*To do*
Your task is to copy the records that follow exactly, minus any images.

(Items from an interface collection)
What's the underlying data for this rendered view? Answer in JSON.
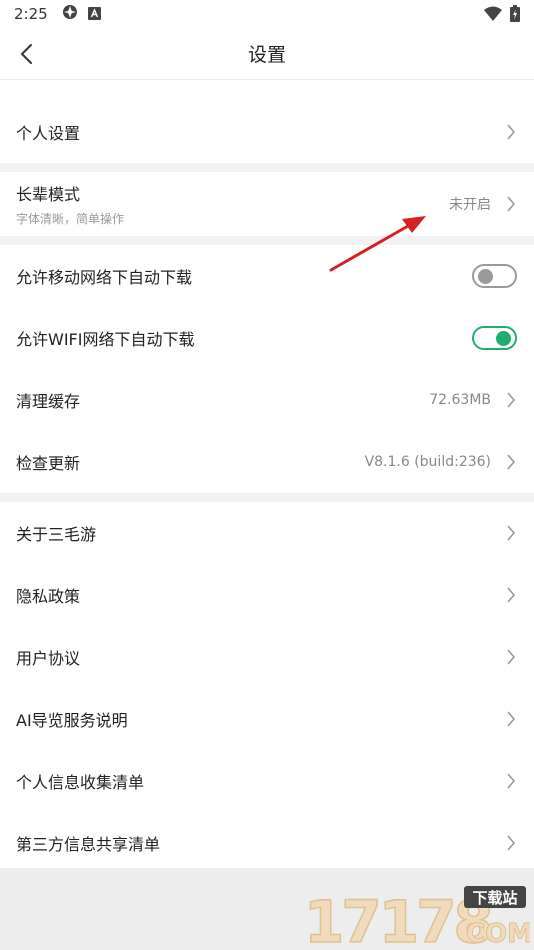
{
  "status_bar": {
    "time": "2:25",
    "left_icons": [
      "vpn-icon",
      "a-badge-icon"
    ],
    "right_icons": [
      "wifi-icon",
      "battery-icon"
    ]
  },
  "nav": {
    "title": "设置",
    "back_icon": "back-arrow-icon"
  },
  "settings": {
    "personal": {
      "label": "个人设置"
    },
    "elder_mode": {
      "label": "长辈模式",
      "sublabel": "字体清晰，简单操作",
      "value": "未开启"
    },
    "mobile_download": {
      "label": "允许移动网络下自动下载",
      "enabled": false
    },
    "wifi_download": {
      "label": "允许WIFI网络下自动下载",
      "enabled": true
    },
    "clear_cache": {
      "label": "清理缓存",
      "value": "72.63MB"
    },
    "check_update": {
      "label": "检查更新",
      "value": "V8.1.6 (build:236)"
    },
    "about": {
      "label": "关于三毛游"
    },
    "privacy": {
      "label": "隐私政策"
    },
    "user_agreement": {
      "label": "用户协议"
    },
    "ai_guide": {
      "label": "AI导览服务说明"
    },
    "personal_info": {
      "label": "个人信息收集清单"
    },
    "third_party": {
      "label": "第三方信息共享清单"
    }
  },
  "watermark": {
    "number": "17178",
    "tag": "下载站",
    "suffix": "COM"
  },
  "colors": {
    "toggle_on": "#1fae6c",
    "toggle_off": "#9a9a9a",
    "annotation_arrow": "#d42222",
    "watermark": "#e6c89a"
  }
}
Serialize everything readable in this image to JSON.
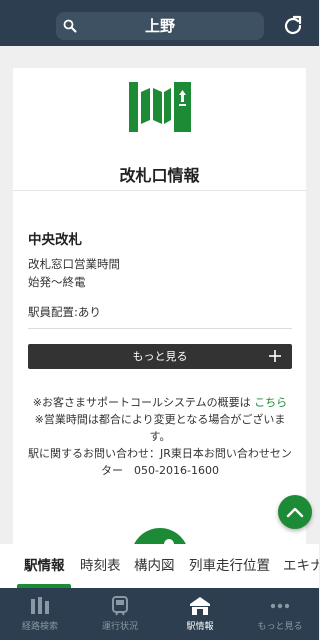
{
  "header": {
    "title": "上野"
  },
  "card": {
    "title": "改札口情報",
    "gate_name": "中央改札",
    "window_hours_label": "改札窓口営業時間",
    "window_hours_value": "始発～終電",
    "staff_label": "駅員配置:あり",
    "more_label": "もっと見る",
    "note1_text": "※お客さまサポートコールシステムの概要は ",
    "note1_link": "こちら",
    "note2": "※営業時間は都合により変更となる場合がございます。",
    "note3": "駅に関するお問い合わせ：JR東日本お問い合わせセンター　050-2016-1600"
  },
  "tabs": [
    {
      "label": "駅情報",
      "active": true
    },
    {
      "label": "時刻表"
    },
    {
      "label": "構内図"
    },
    {
      "label": "列車走行位置"
    },
    {
      "label": "エキナ"
    }
  ],
  "bottom_nav": [
    {
      "label": "経路検索",
      "icon": "route-search-icon"
    },
    {
      "label": "運行状況",
      "icon": "train-icon"
    },
    {
      "label": "駅情報",
      "icon": "station-icon",
      "active": true
    },
    {
      "label": "もっと見る",
      "icon": "more-dots-icon"
    }
  ],
  "colors": {
    "header": "#2c3e4f",
    "accent": "#1d8a36"
  }
}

*Exercise response*
What's the underlying data for this rendered view? Answer in JSON.
{
  "status_bar": {
    "time": "2:25",
    "left_icons": [
      "vpn-icon",
      "a-badge-icon"
    ],
    "right_icons": [
      "wifi-icon",
      "battery-icon"
    ]
  },
  "nav": {
    "title": "设置",
    "back_icon": "back-arrow-icon"
  },
  "settings": {
    "personal": {
      "label": "个人设置"
    },
    "elder_mode": {
      "label": "长辈模式",
      "sublabel": "字体清晰，简单操作",
      "value": "未开启"
    },
    "mobile_download": {
      "label": "允许移动网络下自动下载",
      "enabled": false
    },
    "wifi_download": {
      "label": "允许WIFI网络下自动下载",
      "enabled": true
    },
    "clear_cache": {
      "label": "清理缓存",
      "value": "72.63MB"
    },
    "check_update": {
      "label": "检查更新",
      "value": "V8.1.6 (build:236)"
    },
    "about": {
      "label": "关于三毛游"
    },
    "privacy": {
      "label": "隐私政策"
    },
    "user_agreement": {
      "label": "用户协议"
    },
    "ai_guide": {
      "label": "AI导览服务说明"
    },
    "personal_info": {
      "label": "个人信息收集清单"
    },
    "third_party": {
      "label": "第三方信息共享清单"
    }
  },
  "watermark": {
    "number": "17178",
    "tag": "下载站",
    "suffix": "COM"
  },
  "colors": {
    "toggle_on": "#1fae6c",
    "toggle_off": "#9a9a9a",
    "annotation_arrow": "#d42222",
    "watermark": "#e6c89a"
  }
}
Serialize everything readable in this image to JSON.
{
  "header": {
    "title": "上野"
  },
  "card": {
    "title": "改札口情報",
    "gate_name": "中央改札",
    "window_hours_label": "改札窓口営業時間",
    "window_hours_value": "始発～終電",
    "staff_label": "駅員配置:あり",
    "more_label": "もっと見る",
    "note1_text": "※お客さまサポートコールシステムの概要は ",
    "note1_link": "こちら",
    "note2": "※営業時間は都合により変更となる場合がございます。",
    "note3": "駅に関するお問い合わせ：JR東日本お問い合わせセンター　050-2016-1600"
  },
  "tabs": [
    {
      "label": "駅情報",
      "active": true
    },
    {
      "label": "時刻表"
    },
    {
      "label": "構内図"
    },
    {
      "label": "列車走行位置"
    },
    {
      "label": "エキナ"
    }
  ],
  "bottom_nav": [
    {
      "label": "経路検索",
      "icon": "route-search-icon"
    },
    {
      "label": "運行状況",
      "icon": "train-icon"
    },
    {
      "label": "駅情報",
      "icon": "station-icon",
      "active": true
    },
    {
      "label": "もっと見る",
      "icon": "more-dots-icon"
    }
  ],
  "colors": {
    "header": "#2c3e4f",
    "accent": "#1d8a36"
  }
}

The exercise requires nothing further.